Ever wonder about that big, red umbrella on the small traffic island where Elliott and Western Avenues merge at Lenora Street? Standing 30 feet tall, this kinetic sculpture’s brushed aluminum red “fabric” is blown inside-out in a perpetual storm, turning like a weather vane in the wind, and named Angie’s Umbrella.
Why is it here? Angie’s Umbrella is one of a series of public artworks that mark the border where Pike Place Market ends and Belltown begins. A Seattle Arts commission process selected the public artist for this project.
Who created it, and what are they doing now? Jim Pridgeon was chosen as the artist by a neighborhood jury, the former Denny Hill Association, and they liked his upturned umbrella idea. Pridgeon then worked with artist Benson Shaw to co-design the final idea and bring it to fruition, which took roughly 2+ years.
- Jim Pridgeon, in addition to being an artist, has worked for over 40 years in the UW Medicine Neurological Surgery department.

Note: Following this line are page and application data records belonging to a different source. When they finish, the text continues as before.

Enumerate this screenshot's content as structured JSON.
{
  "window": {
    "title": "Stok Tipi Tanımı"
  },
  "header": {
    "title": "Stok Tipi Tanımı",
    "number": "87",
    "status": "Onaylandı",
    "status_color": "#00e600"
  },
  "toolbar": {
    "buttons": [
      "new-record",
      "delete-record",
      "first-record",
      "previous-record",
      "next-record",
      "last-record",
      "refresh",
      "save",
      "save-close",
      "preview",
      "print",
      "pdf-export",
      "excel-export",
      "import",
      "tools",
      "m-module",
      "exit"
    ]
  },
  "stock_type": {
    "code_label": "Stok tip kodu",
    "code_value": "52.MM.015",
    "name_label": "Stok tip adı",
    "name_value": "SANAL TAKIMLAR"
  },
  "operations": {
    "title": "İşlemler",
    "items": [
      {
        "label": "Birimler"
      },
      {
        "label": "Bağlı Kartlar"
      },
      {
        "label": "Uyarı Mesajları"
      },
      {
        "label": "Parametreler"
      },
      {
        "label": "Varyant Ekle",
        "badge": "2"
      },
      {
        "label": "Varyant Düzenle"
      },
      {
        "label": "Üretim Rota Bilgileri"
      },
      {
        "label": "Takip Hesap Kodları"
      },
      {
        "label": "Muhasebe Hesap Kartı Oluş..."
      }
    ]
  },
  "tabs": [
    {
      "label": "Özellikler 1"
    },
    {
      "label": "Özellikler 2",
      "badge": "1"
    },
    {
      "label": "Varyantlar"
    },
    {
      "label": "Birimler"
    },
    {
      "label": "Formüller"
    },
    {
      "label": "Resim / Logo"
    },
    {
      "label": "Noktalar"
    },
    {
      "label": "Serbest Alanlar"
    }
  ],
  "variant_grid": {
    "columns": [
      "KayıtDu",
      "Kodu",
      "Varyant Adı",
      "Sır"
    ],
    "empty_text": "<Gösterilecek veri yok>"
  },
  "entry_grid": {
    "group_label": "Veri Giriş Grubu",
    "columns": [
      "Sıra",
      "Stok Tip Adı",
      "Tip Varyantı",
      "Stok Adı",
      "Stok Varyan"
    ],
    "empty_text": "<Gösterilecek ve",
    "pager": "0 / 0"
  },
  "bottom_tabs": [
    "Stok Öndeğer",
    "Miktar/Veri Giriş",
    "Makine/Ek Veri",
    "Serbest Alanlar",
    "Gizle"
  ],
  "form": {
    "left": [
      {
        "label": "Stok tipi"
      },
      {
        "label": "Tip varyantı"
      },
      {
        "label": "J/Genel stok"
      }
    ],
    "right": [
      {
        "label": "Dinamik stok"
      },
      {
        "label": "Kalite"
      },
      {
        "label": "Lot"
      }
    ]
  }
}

Jim has worked as a research administrator, summer neuroscience program manager, grant writer, communications writer, scientific papers co-author related to research, and co-taught a class on “Art and the Brain” with a neuroscientist. He has also created museum-based installations locally and nationally, and says of his co-collaborator on different art projects, “Benson [Shaw] has been absolutely critical to the success of many of those works.”
- Benson Shaw, a full-time public artist then and now, creates works for neighborhoods and local organizations (city, county, state, transit). He is often the mover and shaker who brings the necessary pieces, vendors, and people of a project together. Besides co-designing this Belltown project with Pridgeon, Benson also managed the fabrication and installation of Angie’s Umbrella. On his own projects and with other artists, he provides project management, planning, design, procurement, CAD services, fabrication and installation. Benson is also integral in historic preservation, such as replacing Ballard’s historic sidewalk street names.
Who was Angie, and why is it dedicated to her? The plaque embedded in the sidewalk northwest of the sculpture states, “in honor of Angie Pridgeon, optimist”. Jim Pridgeon’s mom, Angilee Frankie Pridgeon, had a positive outlook on life and was 86 years old then. In her life, she showed true grit: being born on a ranch in Oklahoma without the aid of a doctor, herding cattle, surviving a tornado that tore off their roof, supporting her parents for over a year due to health issues after losing their ranch during the Dust Bowl/Great Depression, and lived through personal losses during World War II. She became a pilot in 1944. While working on the umbrella project, Jim Pridgeon regularly flew down to San Diego to take his mom to her doctor appointments. In spite of the cancer she was experiencing, Angie went out of her way to introduce herself and engage with everyone in the waiting room, he said.
In addition to a nod to our local windy days, like Angie herself, the sculpture could also signify resilience and optimism, in spite of rainy weather. As Jim Pridgeon recently put it, “She always made the best of things and, for her, a blown-out umbrella would have been both very funny and a great story to tell.”